Open Science Practices are on the Rise: The State of Social Science Survey. The large survey finds a steep increase in the adaption of open science practices in the research areas studied. Preprint posted on MetaArXiv; see also the figure below.
Why institutional review boards should have a role in the open science movement. “In addition to ensuring compliance with Common Rule regulations, IRBs can assist open science proponents in navigating other federal regulations for protecting human subjects in specific contexts,” write Sean Grant and Kathryn E. Bouskill in PNAS.
Preregistration is redundant, at best. A commentary posted on PsyArXiv suggests that preregistration will not by itself improve weak theories in psychology research or help to develop better theories.
DARIAH and OPERAS join forces to make Open Science a reality in the arts, humanities and social sciences. The two organisations will form a joint legal entity.
India is not joining Plan S after all. Richard Poynder has an interview on the topic with K. VijayRaghavan, Principal Scientific Adviser, Government of India.
Do online versions of open access books hamper print sales? A study by Ronald Snijder shows some nuances in the data, especially for backlist items, but finds that there is no significant impact on frontlist sales.
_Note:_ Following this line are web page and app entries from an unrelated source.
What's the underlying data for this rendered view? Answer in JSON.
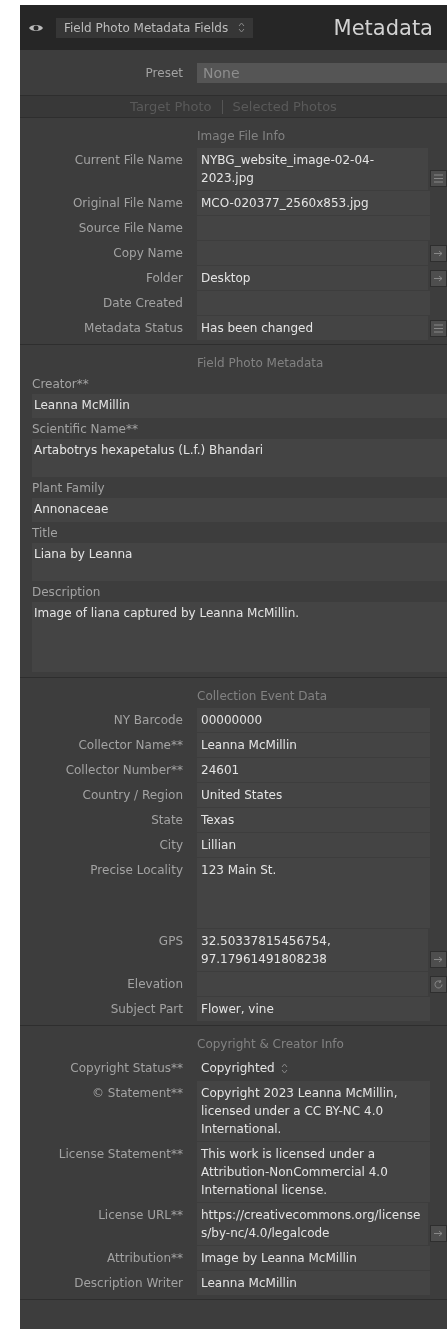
{
  "header": {
    "panel_selector": "Field Photo Metadata Fields",
    "title": "Metadata"
  },
  "preset": {
    "label": "Preset",
    "value": "None"
  },
  "scope_tabs": [
    {
      "label": "Target Photo",
      "disabled": true
    },
    {
      "label": "Selected Photos",
      "disabled": true
    }
  ],
  "sections": [
    {
      "title": "Image File Info",
      "kind": "inline",
      "fields": [
        {
          "label": "Current File Name",
          "value": "NYBG_website_image-02-04-2023.jpg",
          "kind": "text",
          "button": {
            "kind": "list"
          }
        },
        {
          "label": "Original File Name",
          "value": "MCO-020377_2560x853.jpg",
          "kind": "text"
        },
        {
          "label": "Source File Name",
          "kind": "text"
        },
        {
          "label": "Copy Name",
          "kind": "text",
          "button": {
            "kind": "arrow"
          }
        },
        {
          "label": "Folder",
          "value": "Desktop",
          "kind": "text",
          "button": {
            "kind": "arrow"
          }
        },
        {
          "label": "Date Created",
          "kind": "text"
        },
        {
          "label": "Metadata Status",
          "value": "Has been changed",
          "kind": "text",
          "button": {
            "kind": "list"
          }
        }
      ]
    },
    {
      "title": "Field Photo Metadata",
      "kind": "stacked",
      "fields": [
        {
          "label": "Creator**",
          "value": "Leanna McMillin",
          "kind": "text"
        },
        {
          "label": "Scientific Name**",
          "value": "Artabotrys hexapetalus (L.f.) Bhandari",
          "kind": "area"
        },
        {
          "label": "Plant Family",
          "value": "Annonaceae",
          "kind": "text"
        },
        {
          "label": "Title",
          "value": "Liana by Leanna",
          "kind": "area"
        },
        {
          "label": "Description",
          "value": "Image of liana captured by Leanna McMillin.",
          "kind": "large_area"
        }
      ]
    },
    {
      "title": "Collection Event Data",
      "kind": "inline",
      "fields": [
        {
          "label": "NY Barcode",
          "value": "00000000",
          "kind": "text"
        },
        {
          "label": "Collector Name**",
          "value": "Leanna McMillin",
          "kind": "text"
        },
        {
          "label": "Collector Number**",
          "value": "24601",
          "kind": "text"
        },
        {
          "label": "Country / Region",
          "value": "United States",
          "kind": "text"
        },
        {
          "label": "State",
          "value": "Texas",
          "kind": "text"
        },
        {
          "label": "City",
          "value": "Lillian",
          "kind": "text"
        },
        {
          "label": "Precise Locality",
          "value": "123 Main St.",
          "kind": "large_area"
        },
        {
          "label": "GPS",
          "value": "32.50337815456754, 97.17961491808238",
          "kind": "text",
          "button": {
            "kind": "arrow"
          }
        },
        {
          "label": "Elevation",
          "kind": "text",
          "button": {
            "kind": "refresh"
          }
        },
        {
          "label": "Subject Part",
          "value": "Flower, vine",
          "kind": "text"
        }
      ]
    },
    {
      "title": "Copyright & Creator Info",
      "kind": "inline",
      "fields": [
        {
          "label": "Copyright Status**",
          "value": "Copyrighted",
          "kind": "popup"
        },
        {
          "label": "© Statement**",
          "value": "Copyright 2023 Leanna McMillin, licensed under a CC BY-NC 4.0 International.",
          "kind": "text"
        },
        {
          "label": "License Statement**",
          "value": "This work is licensed under a Attribution-NonCommercial 4.0 International license.",
          "kind": "text"
        },
        {
          "label": "License URL**",
          "value": "https://creativecommons.org/licenses/by-nc/4.0/legalcode",
          "kind": "text",
          "button": {
            "kind": "arrow"
          }
        },
        {
          "label": "Attribution**",
          "value": "Image by Leanna McMillin",
          "kind": "text"
        },
        {
          "label": "Description Writer",
          "value": "Leanna McMillin",
          "kind": "text"
        }
      ]
    }
  ]
}
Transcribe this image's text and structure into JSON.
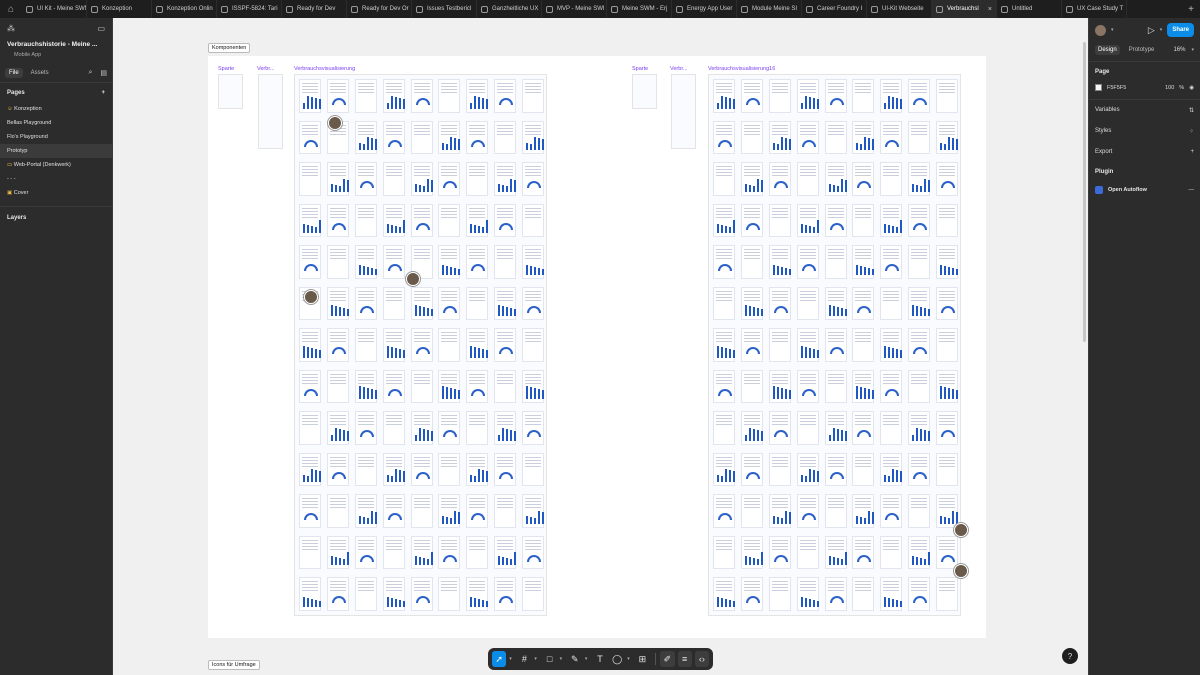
{
  "tabs": [
    {
      "label": "UI Kit - Meine SWM",
      "active": false
    },
    {
      "label": "Konzeption",
      "active": false
    },
    {
      "label": "Konzeption Onlin",
      "active": false
    },
    {
      "label": "ISSPF-5824: Tari",
      "active": false
    },
    {
      "label": "Ready for Dev",
      "active": false
    },
    {
      "label": "Ready for Dev Or",
      "active": false
    },
    {
      "label": "Issues Testbericl",
      "active": false
    },
    {
      "label": "Ganzheitliche UX",
      "active": false
    },
    {
      "label": "MVP - Meine SWI",
      "active": false
    },
    {
      "label": "Meine SWM - Erj",
      "active": false
    },
    {
      "label": "Energy App User",
      "active": false
    },
    {
      "label": "Module Meine SI",
      "active": false
    },
    {
      "label": "Career Foundry I",
      "active": false
    },
    {
      "label": "UI-Kit Webseite",
      "active": false
    },
    {
      "label": "Verbrauchsl",
      "active": true
    },
    {
      "label": "Untitled",
      "active": false
    },
    {
      "label": "UX Case Study T",
      "active": false
    }
  ],
  "file": {
    "title": "Verbrauchshistorie - Meine ...",
    "subtitle": "Mobile App",
    "tab_file": "File",
    "tab_assets": "Assets"
  },
  "pages": {
    "heading": "Pages",
    "items": [
      {
        "label": "Konzeption",
        "icon": "emoji-icon"
      },
      {
        "label": "Bellas Playground",
        "icon": ""
      },
      {
        "label": "Flo's Playground",
        "icon": ""
      },
      {
        "label": "Prototyp",
        "icon": "",
        "selected": true
      },
      {
        "label": "Web-Portal (Denkwerk)",
        "icon": "monitor-icon"
      },
      {
        "label": "- - -",
        "icon": ""
      },
      {
        "label": "Cover",
        "icon": "folder-icon"
      }
    ]
  },
  "layers": {
    "heading": "Layers"
  },
  "canvas": {
    "frame_top": "Komponenten",
    "frame_bottom": "Icons für Umfrage",
    "components": [
      "Sparte",
      "Verbr...",
      "Verbrauchsvisualisierung",
      "Sparte",
      "Verbr...",
      "Verbrauchsvisualisierung16"
    ]
  },
  "right": {
    "share": "Share",
    "tab_design": "Design",
    "tab_prototype": "Prototype",
    "zoom": "16%",
    "page_heading": "Page",
    "page_color": "F5F5F5",
    "page_opacity": "100",
    "page_pct": "%",
    "variables": "Variables",
    "styles": "Styles",
    "export": "Export",
    "plugin_heading": "Plugin",
    "plugin_name": "Open Autoflow"
  },
  "help": "?"
}
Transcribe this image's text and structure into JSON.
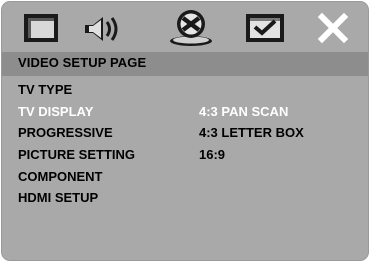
{
  "toolbar": {
    "icons": [
      {
        "name": "general-setup-icon"
      },
      {
        "name": "audio-setup-icon"
      },
      {
        "name": "video-setup-icon",
        "selected": true
      },
      {
        "name": "preference-setup-icon"
      },
      {
        "name": "exit-icon"
      }
    ]
  },
  "page": {
    "title": "VIDEO SETUP PAGE"
  },
  "menu": {
    "items": [
      {
        "label": "TV TYPE"
      },
      {
        "label": "TV DISPLAY",
        "active": true
      },
      {
        "label": "PROGRESSIVE"
      },
      {
        "label": "PICTURE SETTING"
      },
      {
        "label": "COMPONENT"
      },
      {
        "label": "HDMI SETUP"
      }
    ]
  },
  "options": {
    "items": [
      {
        "label": "4:3 PAN SCAN",
        "active": true
      },
      {
        "label": "4:3 LETTER BOX"
      },
      {
        "label": "16:9"
      }
    ]
  },
  "colors": {
    "background": "#a9a9a9",
    "title_bar": "#8d8d8d",
    "highlight_text": "#ffffff",
    "text": "#000000"
  }
}
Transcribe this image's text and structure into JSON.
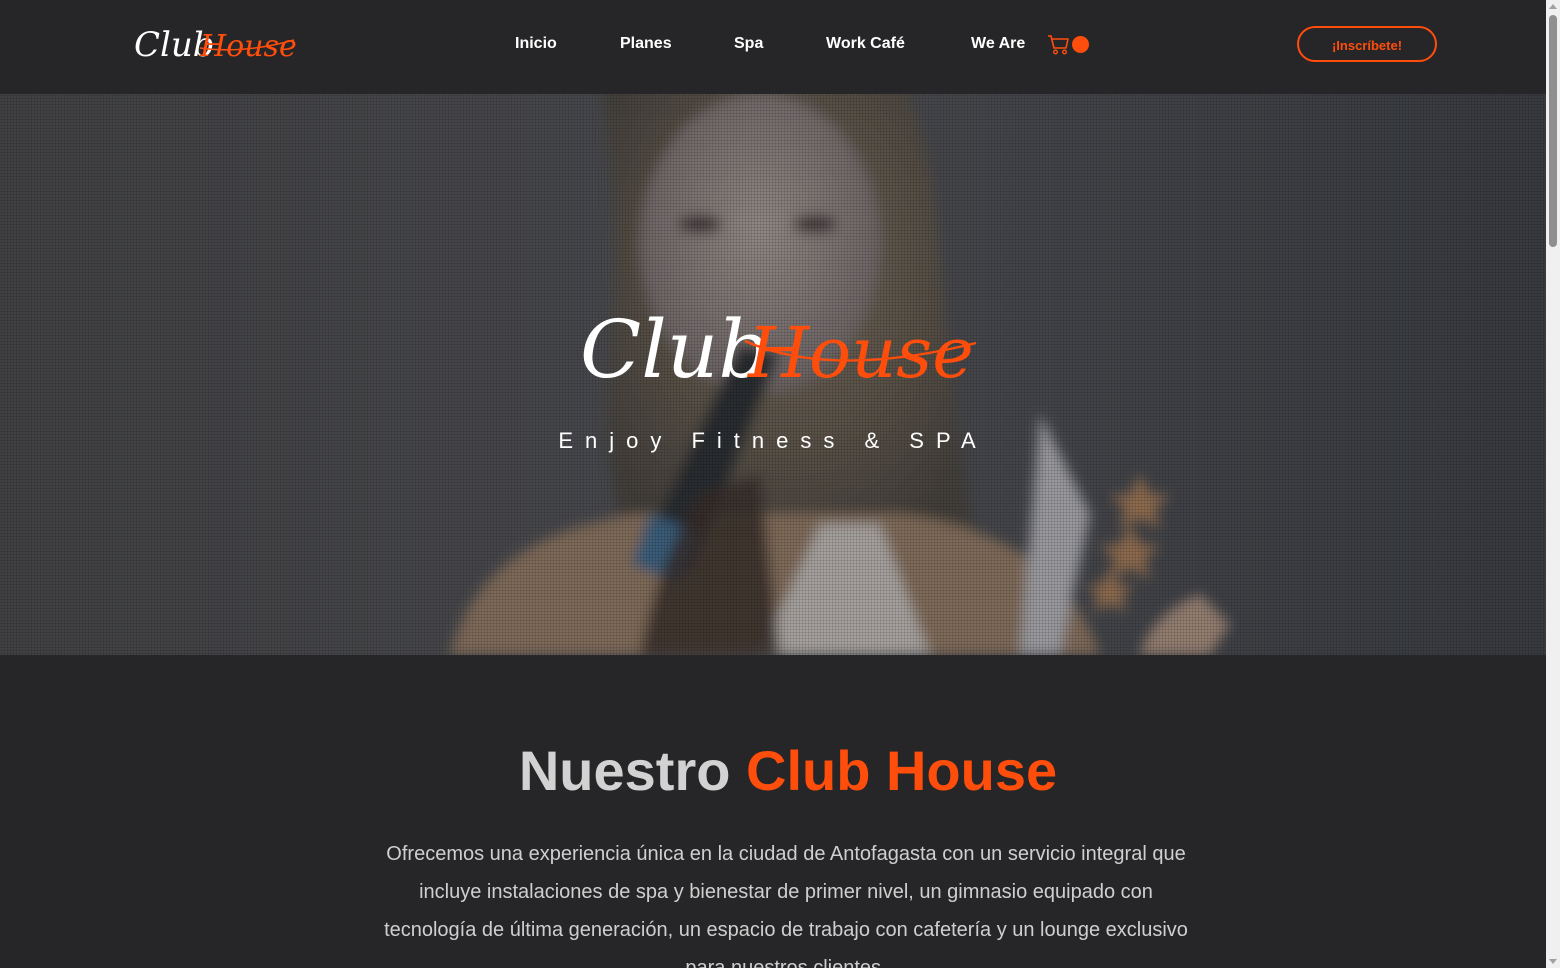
{
  "brand": {
    "word1": "Club",
    "word2": "House",
    "accent_color": "#ff4d0c",
    "text_color": "#ffffff"
  },
  "header": {
    "nav": [
      {
        "label": "Inicio"
      },
      {
        "label": "Planes"
      },
      {
        "label": "Spa"
      },
      {
        "label": "Work Café"
      },
      {
        "label": "We Are"
      }
    ],
    "cart_icon": "shopping-cart-icon",
    "cta_label": "¡Inscríbete!"
  },
  "hero": {
    "tagline": "Enjoy Fitness & SPA"
  },
  "about": {
    "title_part1": "Nuestro ",
    "title_part2": "Club House",
    "text": "Ofrecemos una experiencia única en la ciudad de Antofagasta con un servicio integral que incluye instalaciones de spa y bienestar de primer nivel, un gimnasio equipado con tecnología de última generación, un espacio de trabajo con cafetería y un lounge exclusivo para nuestros clientes."
  },
  "colors": {
    "background": "#262628",
    "accent": "#ff4d0c",
    "heading_gray": "#d2d2d2"
  }
}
Can open access bridge the gaps between science and societal impact? An interview on the benefits of open access on African researchers with Fredros Okumu, Director of Science at Ifakara Health Institute in Tanzania and an Associate Professor at University of Witwatersrand.
Moving from prison to a PhD. Writing in Nature, Virginia Gewin has interviewed three researchers that pursued academic careers after stays in prison.
SIPS 2020 is taking place from June 21 – 23, 2020, in Victoria, British Columbia, Canada. Registration is open, but places are limited.
Nautilus has been acquired by a group of investors. As part of the restructure, Daily Dot’s Nicholas White will become CEO, and Kevin Berger is the new Editor-in-Chief.
The fraction of researchers that have adapted open science practices by year. Data based on 637 published researchers that completed their PhD by 2009. Shaded areas are estimates for the entire dataset, including non-respondents (see paper for details).
Credit (CC-BY): Christensen, G., Wang, Z., Paluck, E. L., Swanson, N., Birke, D. J., Miguel, E., & Littman, R. (2019, October 18). Open Science Practices are on the Rise: The State of Social Science (3S) Survey. https://doi.org/10.31222/osf.io/5rksu